- _TASK INSTRUCTIONS_:
Every line with the string "this" must be copied from the entries below.

(Beginning of PROVIDED RECORDS)

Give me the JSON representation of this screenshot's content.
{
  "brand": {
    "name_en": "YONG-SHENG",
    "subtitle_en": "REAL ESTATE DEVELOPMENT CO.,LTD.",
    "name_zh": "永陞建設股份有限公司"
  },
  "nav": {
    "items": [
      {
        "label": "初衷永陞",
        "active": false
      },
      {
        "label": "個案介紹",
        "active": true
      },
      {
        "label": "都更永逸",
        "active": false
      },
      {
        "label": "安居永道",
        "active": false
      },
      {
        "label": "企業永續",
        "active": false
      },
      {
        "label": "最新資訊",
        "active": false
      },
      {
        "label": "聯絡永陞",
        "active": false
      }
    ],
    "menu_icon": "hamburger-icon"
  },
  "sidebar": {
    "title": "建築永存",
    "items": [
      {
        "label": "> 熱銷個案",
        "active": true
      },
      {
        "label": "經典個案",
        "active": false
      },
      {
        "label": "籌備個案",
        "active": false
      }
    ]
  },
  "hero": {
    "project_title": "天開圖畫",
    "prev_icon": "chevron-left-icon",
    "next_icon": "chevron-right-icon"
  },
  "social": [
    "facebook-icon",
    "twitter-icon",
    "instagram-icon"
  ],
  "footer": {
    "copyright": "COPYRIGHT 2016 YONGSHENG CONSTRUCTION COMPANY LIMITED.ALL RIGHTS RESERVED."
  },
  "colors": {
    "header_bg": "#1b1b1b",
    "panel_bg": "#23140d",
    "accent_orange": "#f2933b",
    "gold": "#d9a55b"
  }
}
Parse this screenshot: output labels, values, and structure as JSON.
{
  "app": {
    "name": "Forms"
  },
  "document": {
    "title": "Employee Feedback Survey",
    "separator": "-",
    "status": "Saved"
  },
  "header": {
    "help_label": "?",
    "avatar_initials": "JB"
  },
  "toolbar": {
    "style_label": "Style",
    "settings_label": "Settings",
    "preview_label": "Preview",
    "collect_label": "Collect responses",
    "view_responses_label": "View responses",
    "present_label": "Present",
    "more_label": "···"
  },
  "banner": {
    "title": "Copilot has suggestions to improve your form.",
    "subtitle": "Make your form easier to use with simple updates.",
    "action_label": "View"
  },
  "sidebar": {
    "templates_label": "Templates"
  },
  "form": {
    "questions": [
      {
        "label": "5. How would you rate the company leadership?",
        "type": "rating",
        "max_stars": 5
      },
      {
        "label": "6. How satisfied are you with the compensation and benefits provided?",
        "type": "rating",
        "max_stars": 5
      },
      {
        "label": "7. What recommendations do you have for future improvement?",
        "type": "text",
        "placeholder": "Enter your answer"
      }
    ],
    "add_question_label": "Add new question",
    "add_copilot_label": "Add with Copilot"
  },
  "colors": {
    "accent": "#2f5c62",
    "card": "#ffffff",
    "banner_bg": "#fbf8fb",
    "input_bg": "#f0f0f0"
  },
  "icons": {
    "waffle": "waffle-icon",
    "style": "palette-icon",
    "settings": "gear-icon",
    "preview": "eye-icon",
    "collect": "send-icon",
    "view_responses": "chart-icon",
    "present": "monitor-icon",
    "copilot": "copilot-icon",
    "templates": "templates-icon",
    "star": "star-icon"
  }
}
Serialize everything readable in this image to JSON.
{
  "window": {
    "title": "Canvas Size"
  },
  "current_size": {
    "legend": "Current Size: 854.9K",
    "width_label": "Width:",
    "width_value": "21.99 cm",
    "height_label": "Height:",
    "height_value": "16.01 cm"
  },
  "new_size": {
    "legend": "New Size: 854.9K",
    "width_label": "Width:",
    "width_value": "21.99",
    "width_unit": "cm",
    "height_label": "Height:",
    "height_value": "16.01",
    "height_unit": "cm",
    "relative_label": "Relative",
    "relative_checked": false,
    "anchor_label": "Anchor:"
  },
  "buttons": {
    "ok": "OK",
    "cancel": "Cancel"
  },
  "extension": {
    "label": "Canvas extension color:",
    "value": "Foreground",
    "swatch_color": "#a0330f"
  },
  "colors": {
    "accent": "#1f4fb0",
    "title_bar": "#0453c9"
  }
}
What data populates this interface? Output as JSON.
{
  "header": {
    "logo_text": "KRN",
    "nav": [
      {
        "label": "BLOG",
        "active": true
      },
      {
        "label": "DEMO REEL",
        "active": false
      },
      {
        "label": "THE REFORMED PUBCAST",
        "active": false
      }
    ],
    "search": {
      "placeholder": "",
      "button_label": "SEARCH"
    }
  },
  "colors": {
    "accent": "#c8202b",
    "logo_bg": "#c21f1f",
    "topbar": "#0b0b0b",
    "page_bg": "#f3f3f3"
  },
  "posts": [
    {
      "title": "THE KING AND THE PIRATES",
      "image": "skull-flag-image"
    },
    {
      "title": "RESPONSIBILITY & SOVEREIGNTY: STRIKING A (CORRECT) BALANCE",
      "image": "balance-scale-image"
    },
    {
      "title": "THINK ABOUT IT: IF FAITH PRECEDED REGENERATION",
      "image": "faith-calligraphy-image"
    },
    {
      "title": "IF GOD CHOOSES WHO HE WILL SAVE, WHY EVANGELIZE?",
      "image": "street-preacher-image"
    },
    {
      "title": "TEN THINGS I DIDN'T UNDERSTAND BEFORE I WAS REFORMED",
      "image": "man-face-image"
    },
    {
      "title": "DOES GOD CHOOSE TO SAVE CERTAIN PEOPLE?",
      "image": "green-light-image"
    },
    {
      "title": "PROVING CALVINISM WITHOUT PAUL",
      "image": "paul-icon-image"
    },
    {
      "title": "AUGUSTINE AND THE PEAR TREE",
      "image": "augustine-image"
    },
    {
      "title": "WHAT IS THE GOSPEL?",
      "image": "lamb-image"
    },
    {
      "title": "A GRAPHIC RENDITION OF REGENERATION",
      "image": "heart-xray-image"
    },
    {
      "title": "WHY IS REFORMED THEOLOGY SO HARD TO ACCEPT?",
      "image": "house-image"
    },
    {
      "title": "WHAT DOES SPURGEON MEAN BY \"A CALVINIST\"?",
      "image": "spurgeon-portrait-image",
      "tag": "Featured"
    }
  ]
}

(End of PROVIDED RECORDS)

- _THE COMPLETED TASK_:
Give me the JSON representation of this screenshot's content.
Parse this screenshot: output labels, values, and structure as JSON.
Serialize everything readable in this image to JSON.
What data populates this interface? Output as JSON.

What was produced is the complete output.